The secrets of riding Metro-North

Each week, dozens of people ride Metro-North for the first time. This week’s column is to let both new and veteran commuters in on the secrets of a successful rail commute.

Parking: You can’t take the train if you can’t get to the station, so invest in your commuting future by getting your name on your town’s (and neighboring towns’) waiting list for annual parking permits. In four or five years, when your name rises to the top of the list, you’ll thank yourself. Meantime, opt for legal day-parking, find a friend to ride to the station with, or try biking. There are free bike racks at most stations.

Platform positioning: There’s a science to deciding where on the platform to wait for your train. Many commuters position themselves at the front or rear of the train for a quick getaway when they arrive in Grand Central. Contrarian that I am, I tend toward the center of the train because that’s where there’s a better chance of getting a seat.

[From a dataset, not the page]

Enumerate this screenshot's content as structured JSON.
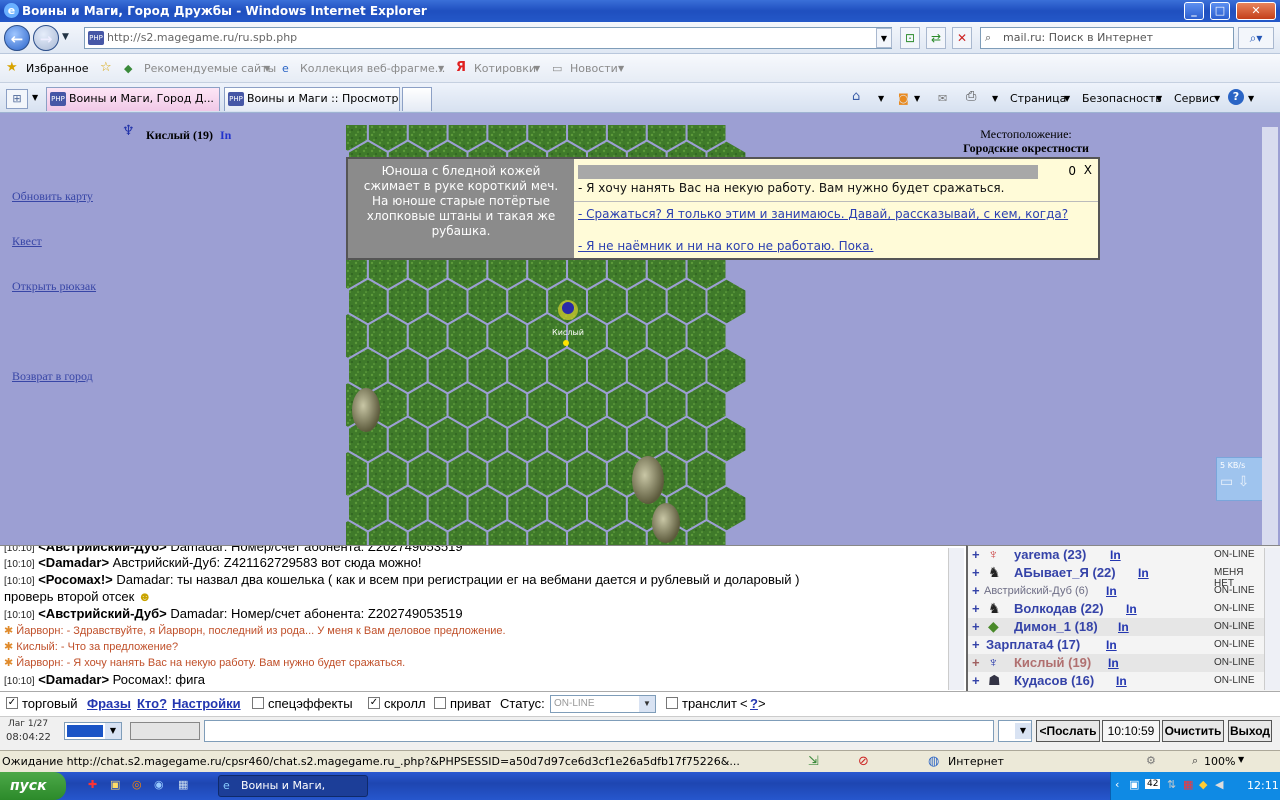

Finding a seat: Believe me … your commute will be a lot better seated than standing. Seats are in short supply, so here’s the strategy. As your train pulls in, scan the cars that pass you and see how the passenger load looks. As the doors open, move quickly inside, eyeball your target seat and get there fast. Put your carry-ons in the overhead rack and sit down. If you hesitate, you’re toast and will be a standee.

On trains leaving Grand Central you may be able to get onboard up to 20 minutes before departure. Take a window or aisle seat on the three-seat side. The middle seat next to you will be the last to be filled.

Standee strategy: If you didn’t get a seat on boarding, don’t give up. A few people on most trains get off in Stamford, so look for them and position yourself to get their seat before it gets cold. Here’s the secret: intermediate passengers have seat checks with a tear down the middle or a torn corner. Look for them and just before Stamford, position yourself near their row and, bingo, you’ve got a seat!

Tickets: Do not make the mistake of boarding a train without a ticket, or you’ll get hit with up to a $6.50 penalty for buying a ticket on the train with cash. But if you’re thrifty, don’t buy a ticket from a ticket window or ticket machine. No, the cheapest tickets are available only online, at Go for the 10-trip tickets for an additional discount.

On-board etiquette: Train time is not “your own” time but shared time. So be considerate of your fellow commuters. Don’t hog empty seats … use the overhead racks. Keep your feet off the seats. If you must use your cell phone, go to the vestibule. Be like the Boy Scouts: Anything you carry onto the train (including newspapers, coffee cups, etc.) carry off the train and dispose of properly.

If you’ve got your own “secrets” for a successful commute, send them along and I’ll include them in upcoming columns. Just email me at

Jim Cameron is founder of the Commuter Action Group and a member of the Darien RTM. The opinions expressed in this column are only his own. You can reach him at For a full collection of Talking Transportation columns, see